We played to ecstatic, wildly dancing audiences, and totally bored executives, who would have likely preferred wallflowers to our presence… the catering staff at events was usually our best audience! We fixed broken trailers, cars, instruments, egos and homes together. We busked in Newtown for the whole of the Fifa World Cup. I even did sweat lodges and took psychedelics with some of the dudes.
But there was always that line, that divide, between black and white, between middle-class and poor, between living in town and living in township. It was crossed at times, but it always returned. I count myself lucky that I caught a glimpse of a totally different type of lifestyle and culture to that of white urban Johannesburg.
The door to Orange Farm is still slightly open. I still see the bassist now and then; he is teaching marimbas at a school in Joburg, and is now playing with his uncle, from Zim, who taught him how to play. That sounds innarestin. Me and the guitarist are going to go check it out one of these days. Because there is something utterly organic and magical about playing marimba music. No getting round that.

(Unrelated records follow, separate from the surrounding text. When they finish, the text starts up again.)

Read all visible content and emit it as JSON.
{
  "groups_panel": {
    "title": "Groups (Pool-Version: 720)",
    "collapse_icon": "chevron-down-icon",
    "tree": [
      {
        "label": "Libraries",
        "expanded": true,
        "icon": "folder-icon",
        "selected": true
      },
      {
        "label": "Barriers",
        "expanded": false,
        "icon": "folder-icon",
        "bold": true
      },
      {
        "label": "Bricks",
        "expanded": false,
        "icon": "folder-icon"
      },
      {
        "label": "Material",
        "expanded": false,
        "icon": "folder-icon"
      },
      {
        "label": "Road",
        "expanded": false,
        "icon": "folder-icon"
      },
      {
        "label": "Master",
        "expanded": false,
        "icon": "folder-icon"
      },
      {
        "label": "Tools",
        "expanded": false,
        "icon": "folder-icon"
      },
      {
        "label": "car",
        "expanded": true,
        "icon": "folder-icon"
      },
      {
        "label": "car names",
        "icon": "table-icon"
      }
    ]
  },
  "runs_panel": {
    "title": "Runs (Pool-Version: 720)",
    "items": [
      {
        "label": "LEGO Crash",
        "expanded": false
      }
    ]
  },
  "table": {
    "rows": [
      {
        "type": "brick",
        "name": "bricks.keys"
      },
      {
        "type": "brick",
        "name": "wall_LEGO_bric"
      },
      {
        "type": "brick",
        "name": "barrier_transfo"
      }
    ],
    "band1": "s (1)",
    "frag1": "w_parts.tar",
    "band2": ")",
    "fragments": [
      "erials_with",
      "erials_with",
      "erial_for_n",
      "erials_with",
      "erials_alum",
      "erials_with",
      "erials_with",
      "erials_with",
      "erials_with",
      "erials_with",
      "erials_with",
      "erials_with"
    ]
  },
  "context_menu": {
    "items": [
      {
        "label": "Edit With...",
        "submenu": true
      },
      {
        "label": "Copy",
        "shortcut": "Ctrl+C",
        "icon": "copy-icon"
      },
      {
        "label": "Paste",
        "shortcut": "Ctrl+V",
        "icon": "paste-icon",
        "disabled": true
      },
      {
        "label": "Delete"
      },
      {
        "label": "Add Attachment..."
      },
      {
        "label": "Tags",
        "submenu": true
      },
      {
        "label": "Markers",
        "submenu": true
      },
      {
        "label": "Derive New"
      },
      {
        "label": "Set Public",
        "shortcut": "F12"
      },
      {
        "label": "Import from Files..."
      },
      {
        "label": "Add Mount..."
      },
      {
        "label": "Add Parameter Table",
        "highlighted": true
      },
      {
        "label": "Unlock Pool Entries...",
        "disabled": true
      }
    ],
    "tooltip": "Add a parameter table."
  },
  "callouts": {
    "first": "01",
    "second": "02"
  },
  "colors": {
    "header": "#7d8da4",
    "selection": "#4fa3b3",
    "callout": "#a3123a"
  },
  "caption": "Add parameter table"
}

There were times when I grew frustrated, because things didn’t pan out the way I hoped they would, but overall I don’t regret the experience. Things are born and then they die. I read, in an article on South African NGOs, that you never know what effect you are going to have when you set up structures in poor communities. You have an idea of things going one way; they end up going in another. There might be one or two kids who become brilliant performers after having played with Achimota or Chapungu, or perhaps it changed their lives in some other way, a way which I couldn’t possibly have predicted. That would be enough. For me, my life and music were sure as hell enriched.
Having reread what I just wrote, I realise how much my friends and partners helped me, every step along the way with this crazy adventure, and if they ever read this, thanks a ton guys. We couldn’t have done it without you. At base, at heart, people want to help each other; often, they just don’t know how, but there channels, if you look, or if they find you. This whole dog-eat-dog system that’s been forced down our throats, it’s a load of balls. A lot of us are learning to see past that now. I hope it keeps spreading.
“Civil disobedience is not our problem. Our problem is civil obedience. Our problem is that people all over the world have obeyed the dictates of leaders…and millions have been killed because of this obedience… Our problem is that people are obedient all over the world in the face of poverty and starvation and stupidity, and war, and cruelty. Our problem is that people are obedient while the jails are full of petty thieves, and all the while the grand thieves are running the country. That’s our problem.”
Watch this documentary:
The rhythm of outrage…
“What do a park in Istanbul, a baby in Sarajevo, a security chief in Sofia, a TV station in Athens and bus tickets in Sao Paulo have in common? However random the sequence may seem at first, a common theme runs through and connects all of them. Each reveals, in its own particular way, the deepening crisis of representative democracy at the heart of the modern nation state. And each has, as a result, given rise to popular protests that have in turn sparked nationwide demonstrations, occupations and confrontations between the people and the state.” Read more HERE.